Besides general puppy cognitive development, there is also the individual puppy's temperament. Some puppies can cope with reduced rewards better than others. Some get frustrated. Some just give up and wander away. Halo has a soft and sweet disposition. A lot of my training with her has been focused on confidence-building. Suddenly taking away the treats can simply shatter a sensitive dog's confidence -- they think that they're suddenly doing the exercises wrong, or that something else is the matter. I didn't want this to happen to Halo! But knowing that it was a real risk, I wanted to show her that yes, she IS still doing the right thing, and I AM still happy with her, even if I don't give her a cookie.
Next, remember how I mentioned that you should continue to use treats/rewards until you're sure that the dog absolutely KNOWS what to do, and the behavior is reliable, fast, and just how you like it? Yes -- I need to factor that in, too!
So, here are the training goals in a nutshell for introducing "weaning off treats" to a 5-month-old.
Start where there aren't any distractions, so she won't be reinforced by the environment for making the wrong choice.
Specifically let her know that just because she isn't getting a cookie, doesn't mean she's doing it wrong.
I wanted to actually show her what it "looks like" to work and interact with just me, no treats. That's the point of the above video. As you can see, the whole thing is very gentle and joyful. (And I promise, no trainer alive would have corrected/interrupted that jump-up that she does after she does her "Down." That's exactly the kind of joyful working that you absolutely want to keep -- keep the joy, you can get rid of the jump-up later.)
She knows a lot of "things," but there's only a few that I'd consider good enough and fluent enough for me to be absolutely satisfied with. She's very strong with: 1) Halt/Sit. 2) "Down" in front position. 3) Right turns. 4) Right About Turns. 5) Forward heeling for four steps. I'd like a little more strength, a little more confidence for all her left-turn work and her left and right finishes -- even though these are pretty good now, I think they can be even a little bit better. She's weak on finding "front" position and she's weak on "stay" and very weak on "Moving Down" and "Fast Forward from Halt." So I'll consider weaning off treats for Halt/Sit, Down in front position, Right turns, Right About Turns, and forward heeling for four or fewer steps. Everything else gets treats until it's juuuuuuust perfect!

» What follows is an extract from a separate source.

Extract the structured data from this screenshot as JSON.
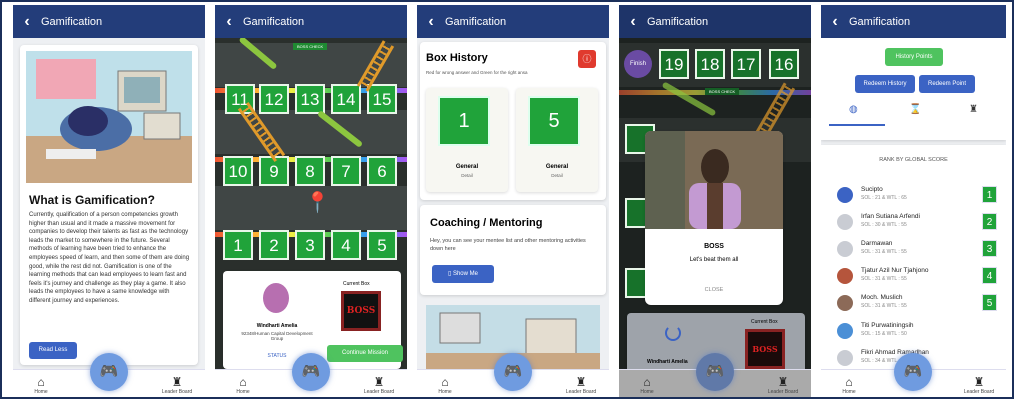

In the coming weeks you will see more exercises like this. We're also beginning what's called "Ring Prep" -- preparing a dog for the competition ring where there are no treats allowed, none, ever. Not even in your pocket.
Still with me? Why don't you give that "Handler Engagement" exercise a try! If you know there's no way that your dog can do it for 60 seconds, then just make an easier goal for yourself. Set a goal of 15 seconds. Once you achieve that, then go for 30 seconds and it shouldn't take long for you to work up to the full minute! Give it a try! Let me know if I can help!